AMG will continue to look for opportunities to reduce our water consumption year-over-year. Overall, we view the conservation of water in the same way we view all resource reduction: take only what we need. Additionally, minimizing waste is both economically and environmentally beneficial for our Company and our stakeholders. Water usage within the organization, using data from our Environmental, Social & Governance Performance Dashboard, is shown below.
|Total Water Withdrawn (thousand cubic meters)||10,669||12,655|
|Total Water Consumed (thousand cubic meters)||7,711||9,327|
|Total Water Recycled/Reused (thousand cubic meters)||6,485||7,473|
|Percentage of Water Recycled/Reused (%)||61||59|
|Total Water Discharged (thousand cubic meters)||2,958||3,328|
AMG closely monitors wastewater discharges from its mining operations in order to manage quality and volume. AMG facilities record the volumes of aqueous effluents to local water sources, including process water and non-sanitary sewer discharges. AMG uses chemical analysis of the effluent to determine the primary constituents of the water discharges.
AMG makes an effort to comply with all regulatory requirements and implements industry best practices to manage our wastewater and avoid negative impacts on local communities. As with our other environmental compliance obligations, wastewater activities are managed at the site level by compliance specialists who remain up to date on local regulations. AMG has 12 facilities with permitted wastewater activities and our risks are managed through our effective permitted wastewater controls. In 2021, there were no wastewater impacts on local communities or significant spills (defined as a spill that would affect the Company’s financial statements because of the ensuing liability) at any AMG site.

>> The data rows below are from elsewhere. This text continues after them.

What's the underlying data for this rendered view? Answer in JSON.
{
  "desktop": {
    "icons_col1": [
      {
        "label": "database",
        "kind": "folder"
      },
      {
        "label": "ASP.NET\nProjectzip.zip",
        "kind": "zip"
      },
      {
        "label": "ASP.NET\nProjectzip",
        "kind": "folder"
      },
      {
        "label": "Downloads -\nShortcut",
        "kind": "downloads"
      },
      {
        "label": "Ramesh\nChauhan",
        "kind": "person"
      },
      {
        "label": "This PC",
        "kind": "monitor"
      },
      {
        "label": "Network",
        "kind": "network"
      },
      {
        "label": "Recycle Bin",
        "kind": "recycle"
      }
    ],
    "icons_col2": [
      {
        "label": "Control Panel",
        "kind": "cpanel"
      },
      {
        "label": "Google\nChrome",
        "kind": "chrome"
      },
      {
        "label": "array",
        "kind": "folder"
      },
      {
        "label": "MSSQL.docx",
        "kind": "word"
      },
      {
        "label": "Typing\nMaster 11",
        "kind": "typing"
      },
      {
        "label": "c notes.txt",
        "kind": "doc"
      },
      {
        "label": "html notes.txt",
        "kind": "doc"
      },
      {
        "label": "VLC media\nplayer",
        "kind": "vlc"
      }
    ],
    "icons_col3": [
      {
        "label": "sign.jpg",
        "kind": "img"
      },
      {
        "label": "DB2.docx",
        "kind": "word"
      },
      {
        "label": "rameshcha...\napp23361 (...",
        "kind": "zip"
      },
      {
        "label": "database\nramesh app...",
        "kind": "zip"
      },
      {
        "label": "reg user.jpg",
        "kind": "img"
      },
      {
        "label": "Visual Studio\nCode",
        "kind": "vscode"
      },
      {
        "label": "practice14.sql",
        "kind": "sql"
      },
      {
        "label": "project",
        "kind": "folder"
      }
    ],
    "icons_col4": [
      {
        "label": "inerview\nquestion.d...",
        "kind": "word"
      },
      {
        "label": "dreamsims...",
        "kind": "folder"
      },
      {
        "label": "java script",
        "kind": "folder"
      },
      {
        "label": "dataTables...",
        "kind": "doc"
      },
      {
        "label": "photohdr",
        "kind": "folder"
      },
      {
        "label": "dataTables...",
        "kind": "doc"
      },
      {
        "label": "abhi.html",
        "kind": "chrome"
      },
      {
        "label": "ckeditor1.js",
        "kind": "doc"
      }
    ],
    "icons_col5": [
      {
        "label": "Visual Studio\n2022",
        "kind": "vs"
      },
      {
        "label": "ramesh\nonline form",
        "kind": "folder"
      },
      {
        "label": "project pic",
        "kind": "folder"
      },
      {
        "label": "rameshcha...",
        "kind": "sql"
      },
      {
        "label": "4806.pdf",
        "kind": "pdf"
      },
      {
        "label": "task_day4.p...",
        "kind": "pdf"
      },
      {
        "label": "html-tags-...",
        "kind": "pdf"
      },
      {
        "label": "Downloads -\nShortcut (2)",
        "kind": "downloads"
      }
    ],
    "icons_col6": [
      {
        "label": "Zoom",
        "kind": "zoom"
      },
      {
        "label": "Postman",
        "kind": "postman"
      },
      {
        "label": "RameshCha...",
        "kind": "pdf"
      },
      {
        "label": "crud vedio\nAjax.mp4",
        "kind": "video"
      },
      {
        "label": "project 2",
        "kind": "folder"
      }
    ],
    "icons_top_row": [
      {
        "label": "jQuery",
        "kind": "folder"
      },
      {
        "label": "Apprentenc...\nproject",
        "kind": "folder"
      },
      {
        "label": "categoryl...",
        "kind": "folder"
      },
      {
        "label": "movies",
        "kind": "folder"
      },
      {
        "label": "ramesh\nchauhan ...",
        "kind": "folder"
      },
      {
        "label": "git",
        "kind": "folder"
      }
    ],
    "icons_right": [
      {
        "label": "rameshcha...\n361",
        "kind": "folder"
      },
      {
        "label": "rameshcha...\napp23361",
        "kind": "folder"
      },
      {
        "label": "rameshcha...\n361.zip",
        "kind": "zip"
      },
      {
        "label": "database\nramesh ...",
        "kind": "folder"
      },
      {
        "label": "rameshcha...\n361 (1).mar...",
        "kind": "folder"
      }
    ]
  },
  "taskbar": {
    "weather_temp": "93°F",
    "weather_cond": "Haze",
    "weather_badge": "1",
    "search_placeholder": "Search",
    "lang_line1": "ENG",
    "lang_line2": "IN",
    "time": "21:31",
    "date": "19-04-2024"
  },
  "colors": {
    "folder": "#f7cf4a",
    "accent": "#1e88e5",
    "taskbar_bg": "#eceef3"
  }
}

Most of AMG’s water discharge results from global mining operations in AMG Critical Minerals and AMG Clean Energy Materials. The balance of AMG’s water is used for cooling purposes and therefore produces clean (non-hazardous) water discharges that are released in accordance with local regulations. Some processes generate aqueous waste streams, including cooling water used by the silicon metal furnaces and mine water from dewatering pumps. In several locations, mine water is utilized for process water before final discharge.